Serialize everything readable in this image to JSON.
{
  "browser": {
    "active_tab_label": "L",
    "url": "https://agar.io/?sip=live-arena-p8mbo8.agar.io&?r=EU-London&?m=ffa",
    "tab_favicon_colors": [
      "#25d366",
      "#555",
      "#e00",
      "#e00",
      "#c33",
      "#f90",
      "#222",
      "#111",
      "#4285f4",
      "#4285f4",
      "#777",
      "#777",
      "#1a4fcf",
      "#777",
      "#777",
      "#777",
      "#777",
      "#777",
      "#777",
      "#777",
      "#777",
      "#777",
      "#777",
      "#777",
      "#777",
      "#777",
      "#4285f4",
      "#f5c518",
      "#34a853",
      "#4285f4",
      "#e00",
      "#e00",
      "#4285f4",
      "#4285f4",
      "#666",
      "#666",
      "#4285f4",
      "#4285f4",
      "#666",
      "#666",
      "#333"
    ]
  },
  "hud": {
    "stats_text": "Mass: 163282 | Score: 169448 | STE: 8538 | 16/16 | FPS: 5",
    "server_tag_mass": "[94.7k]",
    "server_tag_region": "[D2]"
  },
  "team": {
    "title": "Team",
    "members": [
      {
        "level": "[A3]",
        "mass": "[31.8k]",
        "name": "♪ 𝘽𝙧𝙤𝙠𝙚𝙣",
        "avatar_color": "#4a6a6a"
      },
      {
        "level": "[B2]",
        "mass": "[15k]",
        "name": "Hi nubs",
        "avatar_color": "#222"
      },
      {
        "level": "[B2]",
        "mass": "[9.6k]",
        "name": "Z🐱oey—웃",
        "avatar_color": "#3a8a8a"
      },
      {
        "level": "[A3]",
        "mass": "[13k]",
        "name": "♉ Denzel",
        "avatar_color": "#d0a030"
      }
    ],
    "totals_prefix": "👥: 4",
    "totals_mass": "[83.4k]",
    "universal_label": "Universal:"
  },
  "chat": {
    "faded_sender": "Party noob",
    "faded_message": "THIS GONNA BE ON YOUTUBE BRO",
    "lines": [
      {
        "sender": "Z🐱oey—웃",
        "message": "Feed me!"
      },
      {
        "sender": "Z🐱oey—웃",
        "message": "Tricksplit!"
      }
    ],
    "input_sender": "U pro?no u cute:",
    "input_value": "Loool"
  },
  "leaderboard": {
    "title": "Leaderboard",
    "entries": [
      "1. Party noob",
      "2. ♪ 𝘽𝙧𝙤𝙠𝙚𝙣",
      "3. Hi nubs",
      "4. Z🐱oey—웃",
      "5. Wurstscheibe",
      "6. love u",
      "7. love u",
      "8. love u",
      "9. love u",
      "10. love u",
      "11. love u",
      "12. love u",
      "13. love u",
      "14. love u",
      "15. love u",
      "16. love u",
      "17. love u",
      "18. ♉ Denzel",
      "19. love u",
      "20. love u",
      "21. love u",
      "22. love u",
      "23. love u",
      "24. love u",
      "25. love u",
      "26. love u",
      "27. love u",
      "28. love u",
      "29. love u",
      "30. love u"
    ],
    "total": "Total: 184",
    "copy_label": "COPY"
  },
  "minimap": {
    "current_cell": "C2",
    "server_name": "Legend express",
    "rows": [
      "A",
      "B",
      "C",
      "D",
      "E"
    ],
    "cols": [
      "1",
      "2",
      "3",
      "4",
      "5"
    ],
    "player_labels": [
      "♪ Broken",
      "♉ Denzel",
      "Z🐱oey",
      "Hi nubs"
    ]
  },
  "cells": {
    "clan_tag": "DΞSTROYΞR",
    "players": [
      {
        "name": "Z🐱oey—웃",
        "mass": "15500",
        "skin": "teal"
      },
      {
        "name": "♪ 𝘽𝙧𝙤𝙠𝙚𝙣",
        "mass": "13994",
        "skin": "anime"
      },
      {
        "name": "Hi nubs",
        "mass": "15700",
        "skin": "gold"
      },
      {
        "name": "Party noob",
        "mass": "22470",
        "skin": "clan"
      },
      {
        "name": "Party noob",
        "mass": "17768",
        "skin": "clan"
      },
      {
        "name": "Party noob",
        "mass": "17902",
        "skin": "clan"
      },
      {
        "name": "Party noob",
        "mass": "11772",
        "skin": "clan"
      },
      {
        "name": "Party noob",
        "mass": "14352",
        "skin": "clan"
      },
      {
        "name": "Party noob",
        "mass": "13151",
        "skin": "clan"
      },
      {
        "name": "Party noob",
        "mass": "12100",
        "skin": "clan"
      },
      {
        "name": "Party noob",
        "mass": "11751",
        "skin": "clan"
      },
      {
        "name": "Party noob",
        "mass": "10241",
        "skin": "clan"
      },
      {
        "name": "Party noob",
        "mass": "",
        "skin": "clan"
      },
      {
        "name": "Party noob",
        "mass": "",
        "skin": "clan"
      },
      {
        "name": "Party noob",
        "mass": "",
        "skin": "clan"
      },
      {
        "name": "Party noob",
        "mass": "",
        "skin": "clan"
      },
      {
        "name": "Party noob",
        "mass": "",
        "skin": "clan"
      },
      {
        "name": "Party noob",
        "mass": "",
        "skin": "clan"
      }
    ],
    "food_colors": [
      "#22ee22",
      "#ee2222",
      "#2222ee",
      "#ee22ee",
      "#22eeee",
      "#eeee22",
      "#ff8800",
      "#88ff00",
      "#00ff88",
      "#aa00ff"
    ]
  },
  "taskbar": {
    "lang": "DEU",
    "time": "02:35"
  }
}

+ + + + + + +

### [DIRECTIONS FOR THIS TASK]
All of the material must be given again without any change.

### [RESULT]
Serialize everything readable in this image to JSON.
{
  "browser": {
    "active_tab_label": "L",
    "url": "https://agar.io/?sip=live-arena-p8mbo8.agar.io&?r=EU-London&?m=ffa",
    "tab_favicon_colors": [
      "#25d366",
      "#555",
      "#e00",
      "#e00",
      "#c33",
      "#f90",
      "#222",
      "#111",
      "#4285f4",
      "#4285f4",
      "#777",
      "#777",
      "#1a4fcf",
      "#777",
      "#777",
      "#777",
      "#777",
      "#777",
      "#777",
      "#777",
      "#777",
      "#777",
      "#777",
      "#777",
      "#777",
      "#777",
      "#4285f4",
      "#f5c518",
      "#34a853",
      "#4285f4",
      "#e00",
      "#e00",
      "#4285f4",
      "#4285f4",
      "#666",
      "#666",
      "#4285f4",
      "#4285f4",
      "#666",
      "#666",
      "#333"
    ]
  },
  "hud": {
    "stats_text": "Mass: 163282 | Score: 169448 | STE: 8538 | 16/16 | FPS: 5",
    "server_tag_mass": "[94.7k]",
    "server_tag_region": "[D2]"
  },
  "team": {
    "title": "Team",
    "members": [
      {
        "level": "[A3]",
        "mass": "[31.8k]",
        "name": "♪ 𝘽𝙧𝙤𝙠𝙚𝙣",
        "avatar_color": "#4a6a6a"
      },
      {
        "level": "[B2]",
        "mass": "[15k]",
        "name": "Hi nubs",
        "avatar_color": "#222"
      },
      {
        "level": "[B2]",
        "mass": "[9.6k]",
        "name": "Z🐱oey—웃",
        "avatar_color": "#3a8a8a"
      },
      {
        "level": "[A3]",
        "mass": "[13k]",
        "name": "♉ Denzel",
        "avatar_color": "#d0a030"
      }
    ],
    "totals_prefix": "👥: 4",
    "totals_mass": "[83.4k]",
    "universal_label": "Universal:"
  },
  "chat": {
    "faded_sender": "Party noob",
    "faded_message": "THIS GONNA BE ON YOUTUBE BRO",
    "lines": [
      {
        "sender": "Z🐱oey—웃",
        "message": "Feed me!"
      },
      {
        "sender": "Z🐱oey—웃",
        "message": "Tricksplit!"
      }
    ],
    "input_sender": "U pro?no u cute:",
    "input_value": "Loool"
  },
  "leaderboard": {
    "title": "Leaderboard",
    "entries": [
      "1. Party noob",
      "2. ♪ 𝘽𝙧𝙤𝙠𝙚𝙣",
      "3. Hi nubs",
      "4. Z🐱oey—웃",
      "5. Wurstscheibe",
      "6. love u",
      "7. love u",
      "8. love u",
      "9. love u",
      "10. love u",
      "11. love u",
      "12. love u",
      "13. love u",
      "14. love u",
      "15. love u",
      "16. love u",
      "17. love u",
      "18. ♉ Denzel",
      "19. love u",
      "20. love u",
      "21. love u",
      "22. love u",
      "23. love u",
      "24. love u",
      "25. love u",
      "26. love u",
      "27. love u",
      "28. love u",
      "29. love u",
      "30. love u"
    ],
    "total": "Total: 184",
    "copy_label": "COPY"
  },
  "minimap": {
    "current_cell": "C2",
    "server_name": "Legend express",
    "rows": [
      "A",
      "B",
      "C",
      "D",
      "E"
    ],
    "cols": [
      "1",
      "2",
      "3",
      "4",
      "5"
    ],
    "player_labels": [
      "♪ Broken",
      "♉ Denzel",
      "Z🐱oey",
      "Hi nubs"
    ]
  },
  "cells": {
    "clan_tag": "DΞSTROYΞR",
    "players": [
      {
        "name": "Z🐱oey—웃",
        "mass": "15500",
        "skin": "teal"
      },
      {
        "name": "♪ 𝘽𝙧𝙤𝙠𝙚𝙣",
        "mass": "13994",
        "skin": "anime"
      },
      {
        "name": "Hi nubs",
        "mass": "15700",
        "skin": "gold"
      },
      {
        "name": "Party noob",
        "mass": "22470",
        "skin": "clan"
      },
      {
        "name": "Party noob",
        "mass": "17768",
        "skin": "clan"
      },
      {
        "name": "Party noob",
        "mass": "17902",
        "skin": "clan"
      },
      {
        "name": "Party noob",
        "mass": "11772",
        "skin": "clan"
      },
      {
        "name": "Party noob",
        "mass": "14352",
        "skin": "clan"
      },
      {
        "name": "Party noob",
        "mass": "13151",
        "skin": "clan"
      },
      {
        "name": "Party noob",
        "mass": "12100",
        "skin": "clan"
      },
      {
        "name": "Party noob",
        "mass": "11751",
        "skin": "clan"
      },
      {
        "name": "Party noob",
        "mass": "10241",
        "skin": "clan"
      },
      {
        "name": "Party noob",
        "mass": "",
        "skin": "clan"
      },
      {
        "name": "Party noob",
        "mass": "",
        "skin": "clan"
      },
      {
        "name": "Party noob",
        "mass": "",
        "skin": "clan"
      },
      {
        "name": "Party noob",
        "mass": "",
        "skin": "clan"
      },
      {
        "name": "Party noob",
        "mass": "",
        "skin": "clan"
      },
      {
        "name": "Party noob",
        "mass": "",
        "skin": "clan"
      }
    ],
    "food_colors": [
      "#22ee22",
      "#ee2222",
      "#2222ee",
      "#ee22ee",
      "#22eeee",
      "#eeee22",
      "#ff8800",
      "#88ff00",
      "#00ff88",
      "#aa00ff"
    ]
  },
  "taskbar": {
    "lang": "DEU",
    "time": "02:35"
  }
}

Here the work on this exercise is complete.